[YOUR TASK]
Determine how many lines in the entries below contain "اطلاعات", and output only that number.
··· STORED DATA ···
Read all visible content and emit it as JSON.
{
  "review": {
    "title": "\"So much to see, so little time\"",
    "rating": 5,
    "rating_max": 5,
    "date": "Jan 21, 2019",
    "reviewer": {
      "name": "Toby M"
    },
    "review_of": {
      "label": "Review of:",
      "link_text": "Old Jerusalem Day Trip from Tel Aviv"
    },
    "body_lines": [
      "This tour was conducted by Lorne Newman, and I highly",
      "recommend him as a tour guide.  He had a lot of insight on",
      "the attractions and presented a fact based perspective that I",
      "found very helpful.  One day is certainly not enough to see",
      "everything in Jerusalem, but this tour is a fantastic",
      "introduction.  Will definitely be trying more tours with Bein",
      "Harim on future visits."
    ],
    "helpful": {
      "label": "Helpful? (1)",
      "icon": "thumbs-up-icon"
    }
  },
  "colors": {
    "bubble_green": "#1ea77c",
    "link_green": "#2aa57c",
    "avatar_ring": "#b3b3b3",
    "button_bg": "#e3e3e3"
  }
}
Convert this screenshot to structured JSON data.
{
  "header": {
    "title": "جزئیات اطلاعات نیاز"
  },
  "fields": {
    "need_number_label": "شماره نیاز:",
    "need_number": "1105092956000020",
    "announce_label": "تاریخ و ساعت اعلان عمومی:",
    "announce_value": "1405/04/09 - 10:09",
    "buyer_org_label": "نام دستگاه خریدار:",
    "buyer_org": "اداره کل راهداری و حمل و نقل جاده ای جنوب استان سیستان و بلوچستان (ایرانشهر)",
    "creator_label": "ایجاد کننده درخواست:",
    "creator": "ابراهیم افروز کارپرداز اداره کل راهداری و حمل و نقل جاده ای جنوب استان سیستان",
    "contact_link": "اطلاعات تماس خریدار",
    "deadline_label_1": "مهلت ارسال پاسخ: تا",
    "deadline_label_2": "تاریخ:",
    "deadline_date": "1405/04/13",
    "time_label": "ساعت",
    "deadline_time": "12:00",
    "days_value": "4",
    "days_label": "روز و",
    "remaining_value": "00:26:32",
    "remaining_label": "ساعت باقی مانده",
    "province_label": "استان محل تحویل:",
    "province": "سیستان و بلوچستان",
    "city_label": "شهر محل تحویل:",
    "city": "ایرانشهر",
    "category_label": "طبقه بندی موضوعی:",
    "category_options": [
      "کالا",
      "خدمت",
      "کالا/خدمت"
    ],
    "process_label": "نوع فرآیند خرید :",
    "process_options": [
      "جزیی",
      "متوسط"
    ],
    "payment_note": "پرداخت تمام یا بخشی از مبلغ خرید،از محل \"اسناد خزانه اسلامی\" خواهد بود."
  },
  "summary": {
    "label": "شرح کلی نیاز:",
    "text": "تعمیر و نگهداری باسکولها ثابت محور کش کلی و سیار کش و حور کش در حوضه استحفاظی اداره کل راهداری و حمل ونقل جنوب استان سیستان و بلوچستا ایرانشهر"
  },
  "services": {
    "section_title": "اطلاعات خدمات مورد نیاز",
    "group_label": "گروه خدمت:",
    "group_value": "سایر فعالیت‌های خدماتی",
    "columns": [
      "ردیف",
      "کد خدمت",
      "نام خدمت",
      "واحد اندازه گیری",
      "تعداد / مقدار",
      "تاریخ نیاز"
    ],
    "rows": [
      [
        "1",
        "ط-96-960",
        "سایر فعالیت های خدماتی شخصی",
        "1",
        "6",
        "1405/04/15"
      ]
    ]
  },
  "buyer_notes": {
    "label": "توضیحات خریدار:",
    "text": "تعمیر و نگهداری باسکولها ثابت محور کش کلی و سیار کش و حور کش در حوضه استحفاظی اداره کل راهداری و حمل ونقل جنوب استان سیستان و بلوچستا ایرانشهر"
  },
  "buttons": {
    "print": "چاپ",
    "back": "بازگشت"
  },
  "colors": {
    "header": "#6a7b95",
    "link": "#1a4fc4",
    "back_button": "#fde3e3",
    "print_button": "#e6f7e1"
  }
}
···
[RESPONSE]
3